Lee cites several issues about why some enterprises pick an on-prem ERP solution over its cloud cousin.
When considering migrating an ERP to the cloud, attention should be paid to the existing data or databases as a key consideration. Most organization’s data are still primarily on-premises or in a hybrid environment, thus how the cloud-based ERP works with these data or databases is an important consideration.
He goes on to say that many organizations who adopted legacy on-premises ERP do not have the habit to constantly upgrade the versions of their ERP applications because it’s usually considered as a one-off-purchase and made to run till the end of life.
Contrast this to a cloud-based ERP usually has a much faster upgrade (shorter update) cycle. ERP vendors are also pushing new functionality on their cloud-based version.
On-prem versions take longer to get updates.
Lee says whether its non-cloud or cloud ERP, standardization of existing business processes and the digitalization of existing data required to drive the ERP application are key consideration too before adoption.
The general driver for businesses adopting ERP is the efficiency gain that an ERP application brings through the automation of many of the backend processes.
Another criterion is increased visibility, timeliness and fidelity of business metrics output of the ERP application.

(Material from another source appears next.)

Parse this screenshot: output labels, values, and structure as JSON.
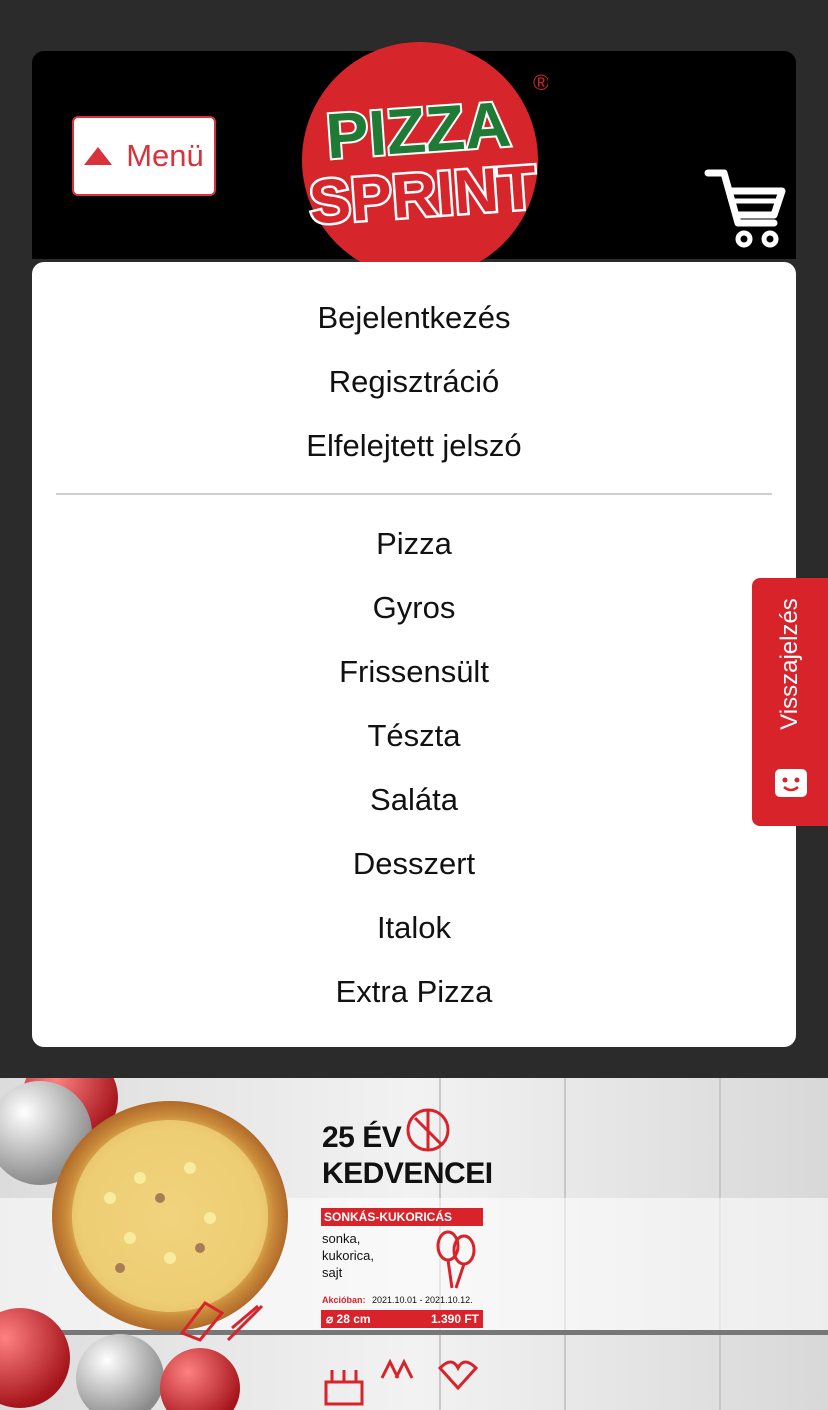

Many vendors use templated industry-specific best practice processes to shorten the time to value for ERP implementation.
ERP implementation can be a major undertaking for large organizations compared to SMBs. One thing is certain, the success metric has shifted from “total cost of ownership” to “time to value”.
IBM’s Yap shares his list of challenges including an enterprise’s concern over data security, the type of cloud technology and migration skillset, network performance considerations, the comfort level of owning hardware vs renting cloud infrastructure.
“Key priority in ERP solution selection will be based on the matching the ERP software functional capabilities and specialization to the business and industry domain, as ultimately the ERP software has to meet the business domain requirements,” he added.
Cloud ERP for large enterprises
IDC says cloud ERP adoption is growing significantly in comparison to non-cloud ERP. ERP is typically a critical enterprise application for medium to large enterprises because of the complexity and scale of their operations.
The total size of the cloud ERP market in ASEAN for 2019 is about USD324M, growing to USD745M in 2024 at a CAGR of 18%. COVID-19 impact on this forecast is only slightly positive. We do not expect a big uptick for post COVID.
IDC’s Lee says ERP is a mature software market with most of the growth derived from the mid-tier segment, including SMBs. The reason for this he says is because most of the large enterprises who need an ERP already deployed an ERP.
Migration discussion will depend on the plans and outlook for these large enterprises. Covid-19 will delay some of the migration plans of these enterprises.
Cloud ERP for ASEAN SMBs
Most SMB in ASEAN will still be greenfield deployment for ERP. In this case, cloud ERP is definitely in favour if they already have the plan to do so.
COVID-19 would have a slightly positive impact on the adoption.
“My take of SMB proportion would only be 30% or less. We do see the drive of SMB to digitally transform during this pandemic to mitigate the change in the business environment,” said Lee.
However, ERP is still a back-office application and the digitalization of front-office operations tend to be the focus of any digital transformation effort, he added.
“Therefore, expected a moderate growth of cloud ERP for the ASEAN SMB segment post COVID,” predicted Lee.